“The true value of a human being can be found in the degree to which he (or she) has attained liberation from the self.” – Albert Einstein
This season we’re in – Lent – is a time of going without for most Christians. Cloaked in a hue of ought-ness, questions and statements on what we have given up for Lent sound through doorways and down hallways.
This is when Christians try practicing penance through some sort of fasting, beginning on Ash Wednesday, the day after Fat Tuesday, and leading to Easter. It’s supposed to be a dutiful exercise that recalls Jesus’ 40-day fast in the wilderness.
Although, instead of freely giving over our indulgent ways to a heavenly cause, we mournfully relinquish some of our pleasures, maybe one or two, with a good amount of anxiety and cautious calculation.
However holy and righteous our white knuckled sacrifices may be, we really do appear inherently narcissistic. Instead of seriously self-imposed suffering, we employ as much convenience as possible in “going without.” We bargain with our sweet tooth and dicker with our compulsive cravings.
Rarely do we fast from what would make us downright miserable, like coffee, cigarettes or alcohol.
For this very reason, I haven’t given up anything consumable for many years now. It just never seemed real to me. Not so as a youngster, when giving up something edible, like chocolate or bread, wasn’t a choice, but a mandatory obligation of my faith, including meatless Fridays. The more we gave up, the holier we would become, or so I thought.
Today, many decades removed from that place, the call to guard my words and thoughts, rather than banishing the candy dish for six weeks, sirens in my Lenten life – a much tougher task, for sure.
Well-intentioned pastors encourage the notion that our struggles through fasting and prayer can lead to sorely needed self-discovery, producing in us virtues like selflessness, generosity, kindness, faithfulness and forgiveness.
Mingled with our spirit of self-sacrifice, pulpit stories and Bible lessons – imprints handed down through generations – beckon us to give up even more than we could have ever bargained for: gossiping, judging, criticizing, complaining and the like.
Unfortunately inquisitional, all too often such Lenten routines negatively evoke our ever-so-weak human condition, causing us to feel trapped and forsaken for all eternity.
In a perfect Christian world, if we truly observe this season of sobriety from our ills, we would entirely turn over our sinful nature to a higher power, happily casting off our preferences under a sacrificial hue.
However blessed it may seem – this period on the Christian calendar admittedly is quite burdensome. Drudgery, Lent sends us on a vexing, miserable sojourn. Facing the cross, confronting our worldliness, we tangle with temptation in every crook and cranny – at every turn.
Tamped down from the get-go, we toil through, marking off the days until Easter Sunday, when we will emerge supposedly gaunt and threadbare, peering through our sacrificial veils.
No matter what we have abstained from, whether food, fun or foul play, we become alien to our otherwise material, impulsive existence.

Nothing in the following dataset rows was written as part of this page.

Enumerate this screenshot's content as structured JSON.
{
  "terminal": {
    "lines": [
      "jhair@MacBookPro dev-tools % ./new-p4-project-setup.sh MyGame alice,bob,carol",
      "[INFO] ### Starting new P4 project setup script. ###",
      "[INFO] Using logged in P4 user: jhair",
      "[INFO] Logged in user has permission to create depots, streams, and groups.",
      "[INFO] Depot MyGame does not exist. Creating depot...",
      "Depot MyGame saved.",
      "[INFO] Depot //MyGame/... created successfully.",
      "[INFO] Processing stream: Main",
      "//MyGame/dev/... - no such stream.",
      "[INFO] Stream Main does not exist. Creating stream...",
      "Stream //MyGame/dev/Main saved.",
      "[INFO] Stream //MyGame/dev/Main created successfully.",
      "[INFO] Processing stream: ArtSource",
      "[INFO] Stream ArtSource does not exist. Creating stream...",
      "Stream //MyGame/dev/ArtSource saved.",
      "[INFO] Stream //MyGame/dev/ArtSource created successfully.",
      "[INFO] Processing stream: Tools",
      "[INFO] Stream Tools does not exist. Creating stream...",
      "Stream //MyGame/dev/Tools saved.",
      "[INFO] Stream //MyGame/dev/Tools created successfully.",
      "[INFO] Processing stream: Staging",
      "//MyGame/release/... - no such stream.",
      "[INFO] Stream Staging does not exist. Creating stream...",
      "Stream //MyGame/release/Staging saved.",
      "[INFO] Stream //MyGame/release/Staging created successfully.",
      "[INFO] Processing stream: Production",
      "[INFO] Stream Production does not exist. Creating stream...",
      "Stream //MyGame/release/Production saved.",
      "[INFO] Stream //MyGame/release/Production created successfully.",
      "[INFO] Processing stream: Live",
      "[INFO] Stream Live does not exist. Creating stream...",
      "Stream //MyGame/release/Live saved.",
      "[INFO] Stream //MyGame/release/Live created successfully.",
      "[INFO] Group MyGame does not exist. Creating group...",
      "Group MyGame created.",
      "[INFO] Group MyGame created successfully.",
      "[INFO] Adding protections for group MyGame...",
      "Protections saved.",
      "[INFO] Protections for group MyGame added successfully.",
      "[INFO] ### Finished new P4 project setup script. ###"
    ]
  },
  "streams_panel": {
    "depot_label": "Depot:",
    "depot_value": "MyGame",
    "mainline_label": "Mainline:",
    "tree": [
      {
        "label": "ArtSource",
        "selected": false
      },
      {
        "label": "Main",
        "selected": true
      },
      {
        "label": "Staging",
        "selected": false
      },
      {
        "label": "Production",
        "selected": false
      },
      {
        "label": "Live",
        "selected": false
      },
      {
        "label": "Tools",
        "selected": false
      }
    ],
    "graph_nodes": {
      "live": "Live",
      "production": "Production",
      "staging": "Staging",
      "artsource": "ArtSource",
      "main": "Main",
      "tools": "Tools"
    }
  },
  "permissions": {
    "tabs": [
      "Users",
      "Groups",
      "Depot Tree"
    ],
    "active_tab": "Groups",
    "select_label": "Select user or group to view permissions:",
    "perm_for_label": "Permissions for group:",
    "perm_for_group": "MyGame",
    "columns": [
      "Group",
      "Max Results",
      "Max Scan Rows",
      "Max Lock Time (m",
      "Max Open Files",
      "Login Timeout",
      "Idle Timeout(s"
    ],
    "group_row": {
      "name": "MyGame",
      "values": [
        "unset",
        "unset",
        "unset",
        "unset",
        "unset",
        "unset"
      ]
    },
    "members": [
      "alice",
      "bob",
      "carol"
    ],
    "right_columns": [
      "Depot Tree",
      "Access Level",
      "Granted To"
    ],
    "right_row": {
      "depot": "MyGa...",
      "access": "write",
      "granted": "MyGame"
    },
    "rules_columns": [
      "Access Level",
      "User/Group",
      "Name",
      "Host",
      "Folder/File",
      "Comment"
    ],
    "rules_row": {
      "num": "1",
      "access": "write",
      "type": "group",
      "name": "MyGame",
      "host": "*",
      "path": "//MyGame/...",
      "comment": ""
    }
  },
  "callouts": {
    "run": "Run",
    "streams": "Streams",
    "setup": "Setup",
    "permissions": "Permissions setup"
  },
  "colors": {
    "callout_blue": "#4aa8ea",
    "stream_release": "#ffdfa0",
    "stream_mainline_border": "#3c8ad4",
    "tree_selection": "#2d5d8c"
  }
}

Soldiering on, we trod. Our gaze selfishly fixed, not on the cross, rather on Resurrection Sunday, when once again we will rejoice, raise our glasses and devour baskets full of sweets.
Although funereal and cheerless is our plight, how do these 40 days encourage us on another level?
Coaxing us out of cranky slumber, this season of penitence coincides with springtime, when our frozen spirits begin to thaw and the happy arrival of longer days and shorter nights descends upon us as a sweet homecoming.
Even as soaked snowflakes amass downward, generations of migratory birds embark on a long trek northward. Some species relinquish rest and nourishment the entire journey, casting a shadow of doubt on our convenient attempts at fasting.
Look skyward! A fluttering river flows, pressing onward to summer places, where many will give birth. Others will pass away.
Oh, Lent, sacred grove of sacrifice, quicken our resolve. Hasten our journey toward a resurrection life.